The rationale for the bill, according to the group, is that they want to send the message that it is “as OK to take care for mental health reasons as it is for a broken bone or a physical illness.” They point out that society is very accepting of the idea of taking a day off for a cold or the flu or some other physical ailment, but taking a down day to restore one’s mental health has historically not been accepted. According to Hailey and her group, this encourages teenagers to try and “push through” mental health symptoms and/or possibly lie in order to avoid negative attention or unexcused absences. The results: perpetuated stigma and, more importantly, lower likelihood of teenagers seeking the mental health care they may need.

Critics of the bill argue that it encourages young people to miss school, and this is particularly relevant in a state that that has one of the highest rates of school absenteeism in the U.S. On the other hand, proponents of the bill note that Oregon also has a suicide rate that is significantly higher than the national average making it the perfect state for such a law. (Reasons for this higher-than-average suicide rate in Oregon are not completely understood, but high rates of gun ownership and easy gun access; a largely rural environment with less access to mental health services; and a rugged individualistic mindset--leading to low help-seeking--are some possibilities.) Another possible criticism of the law may be that missing school may worsen mental health problems—in other words, is withdrawal from routine responsibilities (e.g., school, work, social contact) often recommended as a helpful intervention for problems like low mood or anxiety?

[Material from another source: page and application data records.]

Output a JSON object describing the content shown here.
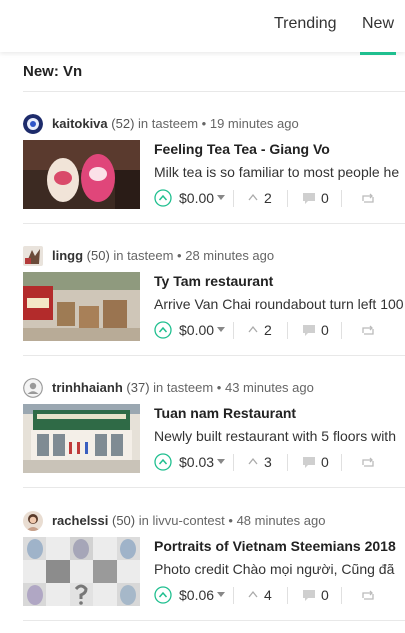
{
  "tabs": {
    "trending": "Trending",
    "new": "New"
  },
  "colors": {
    "accent": "#1fbf8f",
    "text": "#333333",
    "muted": "#666666"
  },
  "heading": "New: Vn",
  "posts": [
    {
      "author": "kaitokiva",
      "rep": "(52)",
      "in_text": "in",
      "community": "tasteem",
      "time": "19 minutes ago",
      "title": "Feeling Tea Tea - Giang Vo",
      "body": "Milk tea is so familiar to most people he",
      "payout": "$0.00",
      "votes": "2",
      "comments": "0"
    },
    {
      "author": "lingg",
      "rep": "(50)",
      "in_text": "in",
      "community": "tasteem",
      "time": "28 minutes ago",
      "title": "Ty Tam restaurant",
      "body": "Arrive Van Chai roundabout turn left 100",
      "payout": "$0.00",
      "votes": "2",
      "comments": "0"
    },
    {
      "author": "trinhhaianh",
      "rep": "(37)",
      "in_text": "in",
      "community": "tasteem",
      "time": "43 minutes ago",
      "title": "Tuan nam Restaurant",
      "body": "Newly built restaurant with 5 floors with",
      "payout": "$0.03",
      "votes": "3",
      "comments": "0"
    },
    {
      "author": "rachelssi",
      "rep": "(50)",
      "in_text": "in",
      "community": "livvu-contest",
      "time": "48 minutes ago",
      "title": "Portraits of Vietnam Steemians 2018",
      "body": "Photo credit Chào mọi người, Cũng đã",
      "payout": "$0.06",
      "votes": "4",
      "comments": "0"
    }
  ]
}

Not usually. While it seems important to not encourage an avoidant approach to mental health, the law does put limits on the number of days students can miss, such that an avoidance strategy is not encouraged. In addition, it seems that teenagers’ ability to honestly report the need for an absence due to mental health reasons may outweigh this concern about avoidance since honest communication will bring the problem to the surface and to the attention to adults like parents and school personnel who can assist the teen with getting help.

Hailey Hardcastle and her team have done inspiring work in making changes in their state to reduce mental health stigma and promote help-seeking. Like teen activism in other areas of social concern, their persistent efforts and voices are being recognized and resulting in policy change. Hopefully, this will continue in Oregon and other states through additional efforts to improve how our society views mental health problems and responds to them. With additional laws such as this, teenagers and adults will be more likely to tend to their own mental health through self care and/or seek professional help when needed—all without shame or fear of negative educational and occupational consequences.

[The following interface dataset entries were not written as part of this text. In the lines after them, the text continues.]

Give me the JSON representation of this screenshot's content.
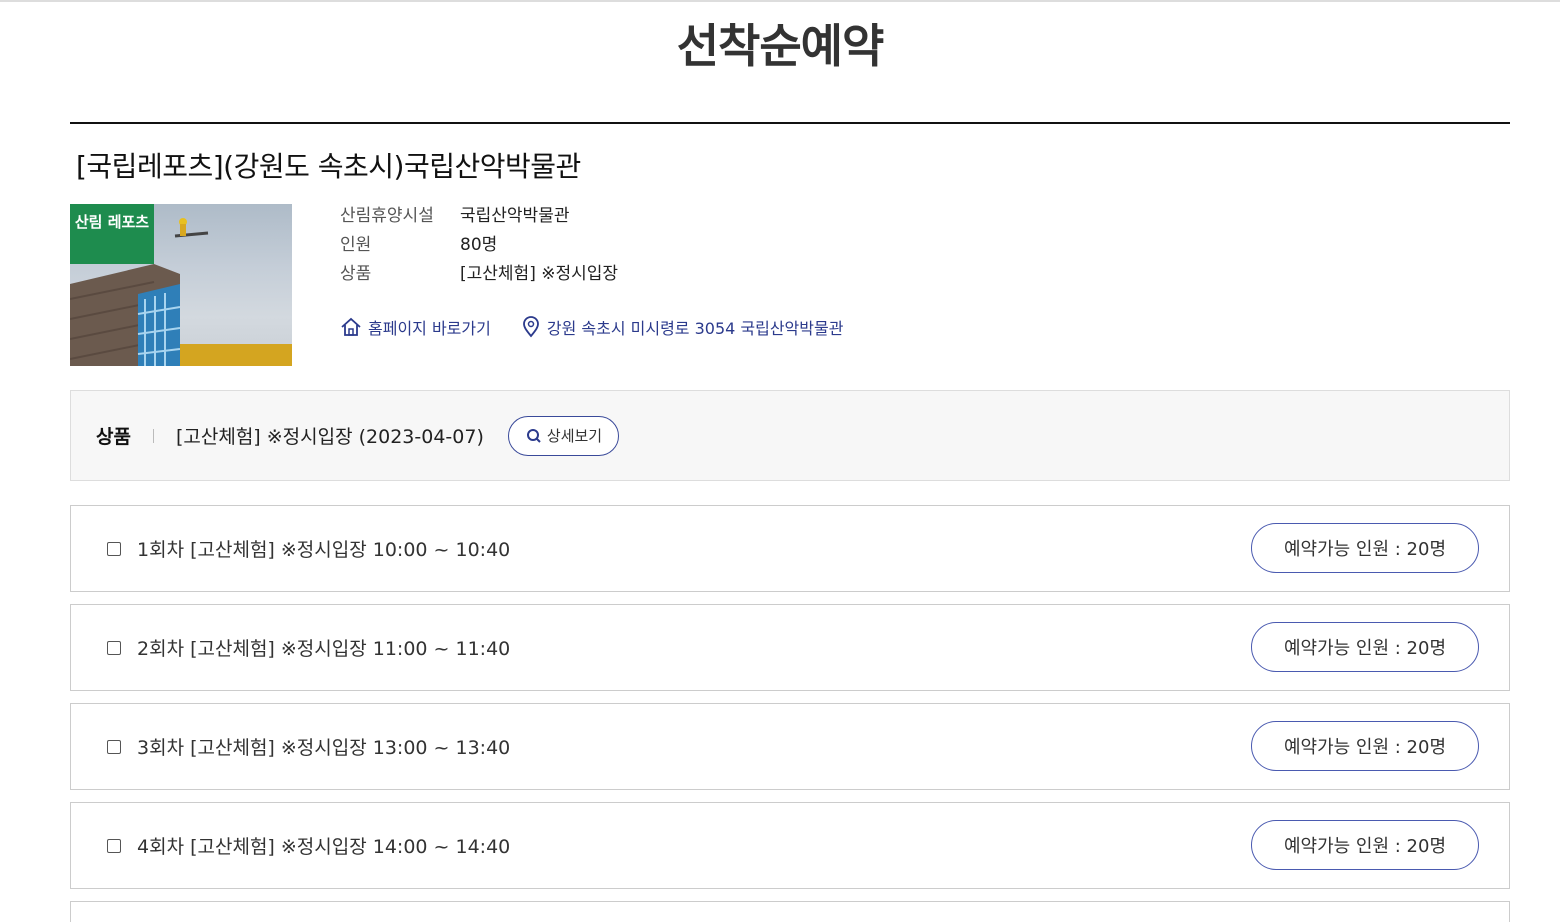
{
  "page_title": "선착순예약",
  "facility": {
    "title": "[국립레포츠](강원도 속초시)국립산악박물관",
    "badge": "산림 레포츠",
    "info": [
      {
        "label": "산림휴양시설",
        "value": "국립산악박물관"
      },
      {
        "label": "인원",
        "value": "80명"
      },
      {
        "label": "상품",
        "value": "[고산체험] ※정시입장"
      }
    ],
    "homepage_link": "홈페이지 바로가기",
    "address": "강원 속초시 미시령로 3054 국립산악박물관"
  },
  "product": {
    "label": "상품",
    "value": "[고산체험] ※정시입장 (2023-04-07)",
    "detail_button": "상세보기"
  },
  "sessions": [
    {
      "label": "1회차 [고산체험] ※정시입장 10:00 ~ 10:40",
      "availability": "예약가능 인원 : 20명"
    },
    {
      "label": "2회차 [고산체험] ※정시입장 11:00 ~ 11:40",
      "availability": "예약가능 인원 : 20명"
    },
    {
      "label": "3회차 [고산체험] ※정시입장 13:00 ~ 13:40",
      "availability": "예약가능 인원 : 20명"
    },
    {
      "label": "4회차 [고산체험] ※정시입장 14:00 ~ 14:40",
      "availability": "예약가능 인원 : 20명"
    }
  ],
  "colors": {
    "badge_green": "#1e8c4e",
    "link_blue": "#2b3a8c",
    "pill_border": "#4a5ab0"
  },
  "icons": [
    "home-icon",
    "location-pin-icon",
    "search-icon"
  ]
}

The opinions in CDP Staff Perspective blogs are solely those of the author and do not necessarily reflect the opinion of the Uniformed Services University of the Health Science or the Department of Defense.

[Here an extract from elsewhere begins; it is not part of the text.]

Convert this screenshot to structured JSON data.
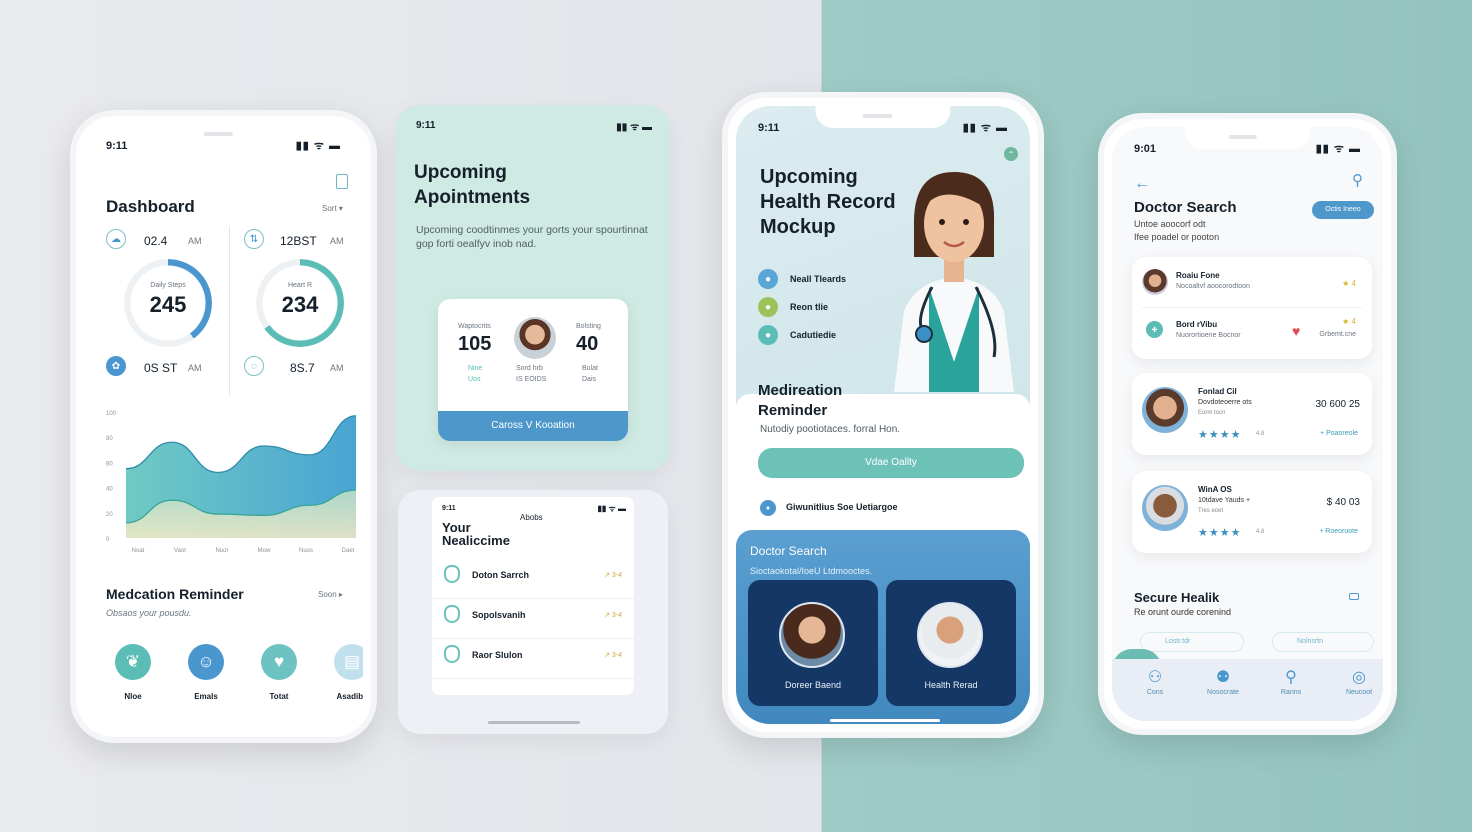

Regina Shillinglaw, Ph.D., is a Senior Military Behavioral Health Psychologist with the Center for Deployment Psychology at Uniformed Services University of the Health Sciences in Bethesda, MD. Dr. Shillinglaw is located at Wright-Patterson AFB in Ohio.


Houser, K. (2019, July 22). New Law Lets Students Miss School For “Mental Health Days” Futurism. Retrieved from

Matias, D. (2019, July 22). Feeling Blue? Oregon Students Allowed To Take 'Mental Health Days'. NPR. Retrieved from

Zimmerman, S. (2019, July 22). A new law in Oregon allows students to take “mental health days” just as they would sick days. AP News. Retrieved from